Sinking Fly Lines
Sinking lines are an even more specific tool than floating lines and are delineated via a couple of “sink specific” categories. If you are going to do most of your fishing from a boat, kayak or from shore into very strong current or very deep water (some areas in New England you can cast right into 50-100 ft of water from the rocks) then a sinking line is a great tool to have in your quiver. These lines are broken down into full sink or sink tip lines, meaning either the entire length of the line (approx 90-100ft) sinks or just the front section (typically 30ft or 15ft) sinks and the rest of the line (called the running line) is intermediate or floating. The 30 ft sink tip line is most common in the New England salt.
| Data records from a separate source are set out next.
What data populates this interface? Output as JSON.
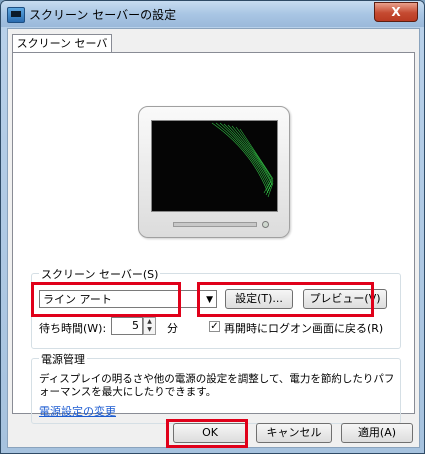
{
  "window": {
    "title": "スクリーン セーバーの設定",
    "close_glyph": "X"
  },
  "tab": {
    "label": "スクリーン セーバー"
  },
  "screensaver": {
    "group_label": "スクリーン セーバー(S)",
    "selected": "ライン アート",
    "settings_button": "設定(T)...",
    "preview_button": "プレビュー(V)",
    "wait_label": "待ち時間(W):",
    "wait_value": "5",
    "wait_unit": "分",
    "resume_checkbox_label": "再開時にログオン画面に戻る(R)",
    "resume_checked": true
  },
  "power": {
    "group_label": "電源管理",
    "description_line1": "ディスプレイの明るさや他の電源の設定を調整して、電力を節約したりパフ",
    "description_line2": "ォーマンスを最大にしたりできます。",
    "link": "電源設定の変更"
  },
  "footer": {
    "ok_button": "OK",
    "cancel_button": "キャンセル",
    "apply_button": "適用(A)"
  },
  "colors": {
    "highlight_box": "#e0001a",
    "link": "#1a5ad0",
    "line_art": "#36d14a"
  }
}
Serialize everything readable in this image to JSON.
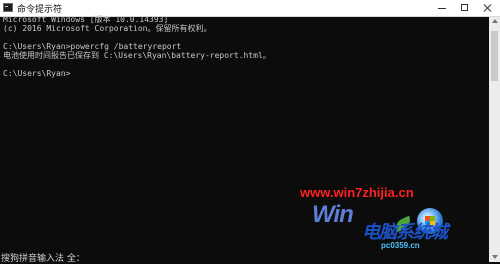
{
  "window": {
    "title": "命令提示符",
    "controls": {
      "minimize": "minimize",
      "maximize": "maximize",
      "close": "close"
    }
  },
  "console": {
    "lines": [
      "Microsoft Windows [版本 10.0.14393]",
      "(c) 2016 Microsoft Corporation。保留所有权利。",
      "",
      "C:\\Users\\Ryan>powercfg /batteryreport",
      "电池使用时间报告已保存到 C:\\Users\\Ryan\\battery-report.html。",
      "",
      "C:\\Users\\Ryan>"
    ]
  },
  "ime": {
    "status": "搜狗拼音输入法 全："
  },
  "watermark": {
    "url": "www.win7zhijia.cn",
    "logo_text": "Win",
    "stamp_text": "电脑系统城",
    "site_text": "pc0359.cn",
    "colors": {
      "url": "#ff2020",
      "logo": "#5c7fd5",
      "stamp": "#1c51c6",
      "site": "#4dc3ff"
    }
  }
}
These lines are often rated by grain weight rather than typical numbered line weights. These ratings are optimized to the weight required to load and unload a fly rod when casting and can be seen as pretty consistent across brands and line types. The standard grain weight ratings follow this table:
150 grains = 5/6wt
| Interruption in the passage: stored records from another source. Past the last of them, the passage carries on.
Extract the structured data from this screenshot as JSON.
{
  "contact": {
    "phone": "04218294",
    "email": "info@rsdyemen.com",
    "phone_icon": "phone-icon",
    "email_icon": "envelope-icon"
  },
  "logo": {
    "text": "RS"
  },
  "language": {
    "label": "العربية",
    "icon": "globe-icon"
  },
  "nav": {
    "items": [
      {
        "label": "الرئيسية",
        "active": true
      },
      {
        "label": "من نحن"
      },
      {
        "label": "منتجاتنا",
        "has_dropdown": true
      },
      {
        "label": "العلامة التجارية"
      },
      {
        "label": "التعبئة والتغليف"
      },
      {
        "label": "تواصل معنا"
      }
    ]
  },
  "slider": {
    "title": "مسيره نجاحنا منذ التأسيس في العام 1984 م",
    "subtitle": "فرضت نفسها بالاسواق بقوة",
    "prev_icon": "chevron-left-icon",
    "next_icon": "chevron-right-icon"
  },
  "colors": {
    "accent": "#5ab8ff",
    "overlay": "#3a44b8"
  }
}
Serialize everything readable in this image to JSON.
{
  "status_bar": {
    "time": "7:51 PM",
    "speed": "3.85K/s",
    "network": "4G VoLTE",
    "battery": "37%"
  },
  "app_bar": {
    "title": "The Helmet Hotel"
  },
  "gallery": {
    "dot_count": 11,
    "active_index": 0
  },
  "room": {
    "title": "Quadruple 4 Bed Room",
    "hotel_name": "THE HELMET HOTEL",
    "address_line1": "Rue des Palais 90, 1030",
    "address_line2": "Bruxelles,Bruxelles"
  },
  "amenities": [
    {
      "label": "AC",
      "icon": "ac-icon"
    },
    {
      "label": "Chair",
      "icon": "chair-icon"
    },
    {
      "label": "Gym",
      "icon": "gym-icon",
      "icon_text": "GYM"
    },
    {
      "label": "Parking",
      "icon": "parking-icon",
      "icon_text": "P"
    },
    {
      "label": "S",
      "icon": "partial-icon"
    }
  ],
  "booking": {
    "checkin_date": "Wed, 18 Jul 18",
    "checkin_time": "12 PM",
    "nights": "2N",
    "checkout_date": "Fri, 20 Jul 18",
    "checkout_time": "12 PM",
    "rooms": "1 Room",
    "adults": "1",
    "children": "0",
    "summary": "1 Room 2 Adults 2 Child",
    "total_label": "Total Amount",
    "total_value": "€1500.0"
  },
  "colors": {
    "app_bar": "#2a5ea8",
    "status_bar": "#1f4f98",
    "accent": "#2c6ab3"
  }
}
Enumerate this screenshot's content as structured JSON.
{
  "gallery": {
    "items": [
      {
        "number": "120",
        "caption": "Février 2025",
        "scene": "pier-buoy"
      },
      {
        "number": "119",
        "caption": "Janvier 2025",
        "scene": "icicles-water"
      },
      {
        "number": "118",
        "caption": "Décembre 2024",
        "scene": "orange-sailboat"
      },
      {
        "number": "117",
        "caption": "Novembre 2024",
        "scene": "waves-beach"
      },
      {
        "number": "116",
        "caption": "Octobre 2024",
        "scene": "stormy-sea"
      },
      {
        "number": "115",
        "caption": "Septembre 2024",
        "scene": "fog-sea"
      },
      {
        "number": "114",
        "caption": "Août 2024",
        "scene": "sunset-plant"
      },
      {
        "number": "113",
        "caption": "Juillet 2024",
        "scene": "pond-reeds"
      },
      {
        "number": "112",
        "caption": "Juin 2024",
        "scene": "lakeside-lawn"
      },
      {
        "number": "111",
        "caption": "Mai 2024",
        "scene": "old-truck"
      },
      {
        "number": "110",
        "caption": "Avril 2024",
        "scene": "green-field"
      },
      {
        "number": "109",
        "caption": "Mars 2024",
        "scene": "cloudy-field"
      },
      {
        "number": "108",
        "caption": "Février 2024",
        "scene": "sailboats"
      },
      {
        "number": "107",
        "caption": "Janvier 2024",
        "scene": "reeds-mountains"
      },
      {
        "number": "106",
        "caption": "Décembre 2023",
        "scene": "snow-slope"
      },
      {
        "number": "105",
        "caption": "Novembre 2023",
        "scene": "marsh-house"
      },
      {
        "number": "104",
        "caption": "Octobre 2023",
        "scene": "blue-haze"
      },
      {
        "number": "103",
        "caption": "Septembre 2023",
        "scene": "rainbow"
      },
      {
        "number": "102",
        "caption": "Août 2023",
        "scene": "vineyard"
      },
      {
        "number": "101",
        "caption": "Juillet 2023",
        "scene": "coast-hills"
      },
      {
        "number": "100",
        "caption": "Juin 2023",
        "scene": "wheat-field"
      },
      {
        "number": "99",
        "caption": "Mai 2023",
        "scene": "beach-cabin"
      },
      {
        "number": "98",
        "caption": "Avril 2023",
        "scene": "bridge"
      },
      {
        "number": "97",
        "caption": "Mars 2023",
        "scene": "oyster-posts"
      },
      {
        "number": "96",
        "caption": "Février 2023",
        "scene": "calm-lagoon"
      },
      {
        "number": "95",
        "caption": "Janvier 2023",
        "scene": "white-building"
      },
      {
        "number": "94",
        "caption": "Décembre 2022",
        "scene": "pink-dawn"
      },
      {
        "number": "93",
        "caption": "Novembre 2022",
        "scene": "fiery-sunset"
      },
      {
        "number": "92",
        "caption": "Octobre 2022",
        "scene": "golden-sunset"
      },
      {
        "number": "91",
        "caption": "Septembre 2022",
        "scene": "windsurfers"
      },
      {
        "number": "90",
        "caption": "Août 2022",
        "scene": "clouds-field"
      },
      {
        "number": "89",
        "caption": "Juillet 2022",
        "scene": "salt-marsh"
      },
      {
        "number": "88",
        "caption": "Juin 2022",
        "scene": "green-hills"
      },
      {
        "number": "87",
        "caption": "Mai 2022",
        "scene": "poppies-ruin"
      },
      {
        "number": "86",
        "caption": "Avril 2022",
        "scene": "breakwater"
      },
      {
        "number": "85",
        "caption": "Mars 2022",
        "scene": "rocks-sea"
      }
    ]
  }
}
200 grains = 6/7wt
250 grains = 7/8wt
300 grains = 8/9wt
350 grains = 9/10wt
400 grains = 10/11wt
450 grains = 11/12wt
500+ grains = 12wt+
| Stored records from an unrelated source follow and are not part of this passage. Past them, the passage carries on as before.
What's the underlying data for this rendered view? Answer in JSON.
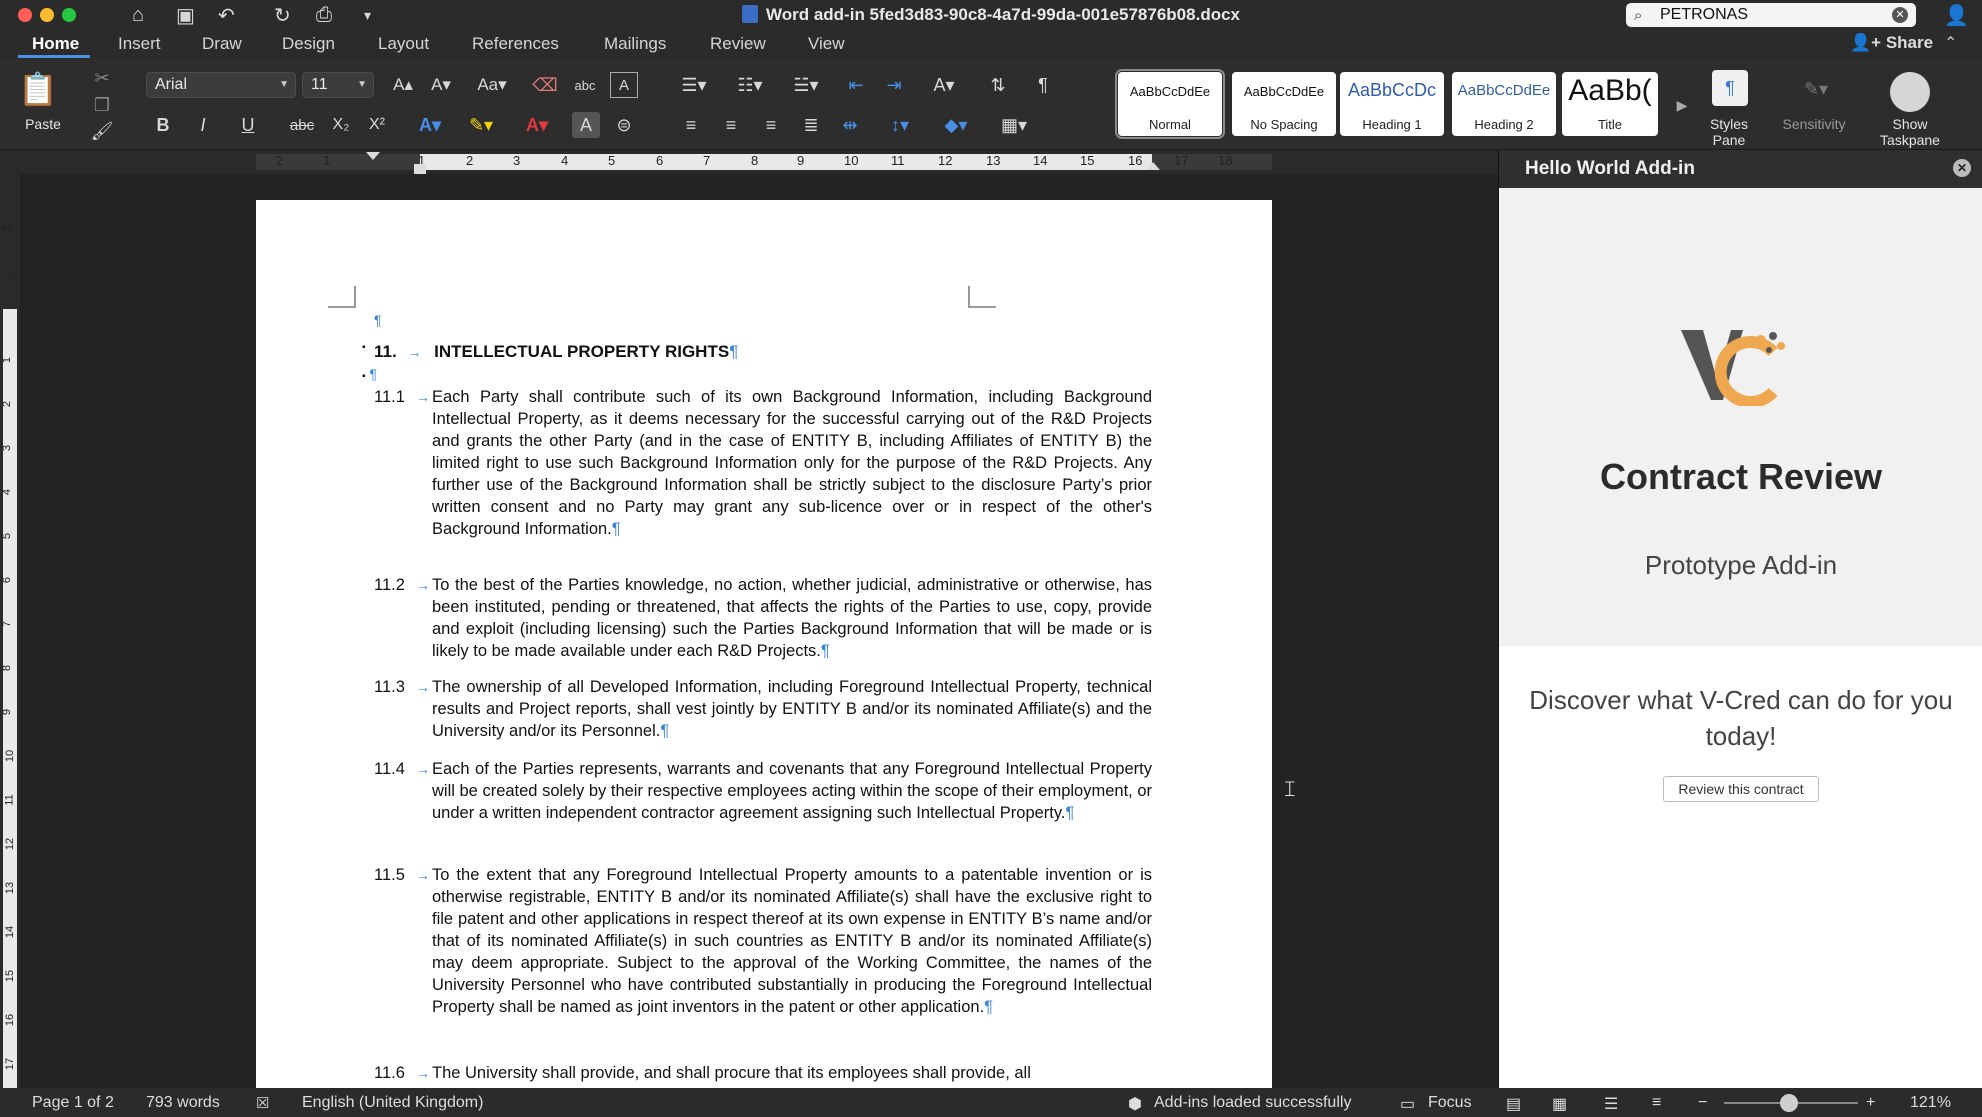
{
  "window": {
    "title": "Word add-in 5fed3d83-90c8-4a7d-99da-001e57876b08.docx",
    "search_value": "PETRONAS"
  },
  "tabs": [
    "Home",
    "Insert",
    "Draw",
    "Design",
    "Layout",
    "References",
    "Mailings",
    "Review",
    "View"
  ],
  "share_label": "Share",
  "ribbon": {
    "paste_label": "Paste",
    "font_name": "Arial",
    "font_size": "11",
    "styles": [
      {
        "sample": "AaBbCcDdEe",
        "label": "Normal"
      },
      {
        "sample": "AaBbCcDdEe",
        "label": "No Spacing"
      },
      {
        "sample": "AaBbCcDc",
        "label": "Heading 1"
      },
      {
        "sample": "AaBbCcDdEe",
        "label": "Heading 2"
      },
      {
        "sample": "AaBb(",
        "label": "Title"
      }
    ],
    "styles_pane_label": "Styles Pane",
    "sensitivity_label": "Sensitivity",
    "show_taskpane_label": "Show Taskpane",
    "btn_bold": "B",
    "btn_italic": "I",
    "btn_underline": "U",
    "btn_strike": "abc",
    "btn_sub": "X₂",
    "btn_sup": "X²",
    "btn_spell": "abc"
  },
  "ruler": {
    "h_labels": [
      "2",
      "1",
      "1",
      "2",
      "3",
      "4",
      "5",
      "6",
      "7",
      "8",
      "9",
      "10",
      "11",
      "12",
      "13",
      "14",
      "15",
      "16",
      "17",
      "18"
    ],
    "v_labels": [
      "2",
      "1",
      "1",
      "2",
      "3",
      "4",
      "5",
      "6",
      "7",
      "8",
      "9",
      "10",
      "11",
      "12",
      "13",
      "14",
      "15",
      "16",
      "17"
    ]
  },
  "document": {
    "empty_mark": "¶",
    "heading_number": "11.",
    "heading_text": "INTELLECTUAL PROPERTY RIGHTS",
    "clauses": [
      {
        "number": "11.1",
        "text": "Each Party shall contribute such of its own Background Information, including Background Intellectual Property, as it deems necessary for the successful carrying out of the R&D Projects and grants the other Party (and in the case of ENTITY B, including Affiliates of ENTITY B) the limited right to use such Background Information only for the purpose of the R&D Projects. Any further use of the Background Information shall be strictly subject to the disclosure Party’s prior written consent and no Party may grant any sub-licence over or in respect of the other's Background Information."
      },
      {
        "number": "11.2",
        "text": "To the best of the Parties knowledge, no action, whether judicial, administrative or otherwise, has been instituted, pending or threatened, that affects the rights of the Parties to use, copy, provide and exploit (including licensing) such the Parties Background Information that will be made or is likely to be made available under each R&D Projects."
      },
      {
        "number": "11.3",
        "text": "The ownership of all Developed Information, including Foreground Intellectual Property, technical results and Project reports, shall vest jointly by ENTITY B and/or its nominated Affiliate(s) and the University and/or its Personnel."
      },
      {
        "number": "11.4",
        "text": "Each of the Parties represents, warrants and covenants that any Foreground Intellectual Property will be created solely by their respective employees acting within the scope of their employment, or under a written independent contractor agreement assigning such Intellectual Property."
      },
      {
        "number": "11.5",
        "text": "To the extent that any Foreground Intellectual Property amounts to a patentable invention or is otherwise registrable, ENTITY B and/or its nominated Affiliate(s) shall have the exclusive right to file patent and other applications in respect thereof at its own expense in ENTITY B’s name and/or that of its nominated Affiliate(s) in such countries as ENTITY B and/or its nominated Affiliate(s) may deem appropriate. Subject to the approval of the Working Committee, the names of the University Personnel who have contributed substantially in producing the Foreground Intellectual Property shall be named as joint inventors in the patent or other application."
      },
      {
        "number": "11.6",
        "text": "The University shall provide, and shall procure that its employees shall provide, all"
      }
    ]
  },
  "pane": {
    "header": "Hello World Add-in",
    "title": "Contract Review",
    "subtitle": "Prototype Add-in",
    "discover": "Discover what V-Cred can do for you today!",
    "button": "Review this contract"
  },
  "status": {
    "page": "Page 1 of 2",
    "words": "793 words",
    "language": "English (United Kingdom)",
    "addins": "Add-ins loaded successfully",
    "focus": "Focus",
    "zoom": "121%"
  }
}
A great sink tip line would be the Rio InTouch Striper Sink Tip line, it has a 30ft section of sinking line and approx 60ft of intermediate running line. When it comes to full sink lines...The Orvis Pro Depth Charge is 30ft of heavy sink, 20ft of lighter sink and approx 40ft of fast intermediate running line. On the other hand Scientific Anglers Triple Density fly line tapers its sink rates (sink 3 --> sink 5 --> sink 7) through the line for an improved connection to the fly. Those numbers give an approximation of inches per second the line will sink. This line gives you the feel of a casting a lighter, easier to manage fly line while providing you with significant sinking power. It is probably our shop favorite sinking line.
(Scientific Anglers Triple Density taper chart) Courtesy SA
These lines do take some getting used to and require a lot of practice to create a tight, controllable loop. However, once you are able to cast one they give you access to a portion of the water column that can be the key to a successful outing. It is no secret that the largest Striped Bass in a school are often found towards the bottom and that it can often be a real advantage to sink quickly. If you fish from a jetty or in an inlet with deep fast moving water, a sinking line is crucial to get your fly down through the current and into the feeding zone. However, if you are fishing on an open beach where you can maybe cast to water 5ft deep or in shallow estuaries and bays you are going to be dragging bottom and snagging flies endlessly on the seabed.
Pic Courtesy of Colin Cournoyer: Powerful Current in a Martha's Vineyard inlet
If you are just learning to fly fish or just getting into the saltwater fly game make sure to break down the fly line question into the most basic parts. Focus on the areas you will be fishing, that areas depth, its current and the best way to present a fly there. Don't be afraid to ask questions and try new lines. Keep in mind that most quality saltwater reels have spare spools available. So while you may start with an intermediate line in a lot of cases you do have access to alternatives as conditions or location change by carrying a spare spool. As a beginner do not worry about how far you will be able to cast a particular line or what line someone on social media says is the best line ever. Ask to try a fly line if a shop as a demo available and experiment with lines to improve your game.
Please reach out if we can be of further assistance. We are here to help you make the most of your time on the water.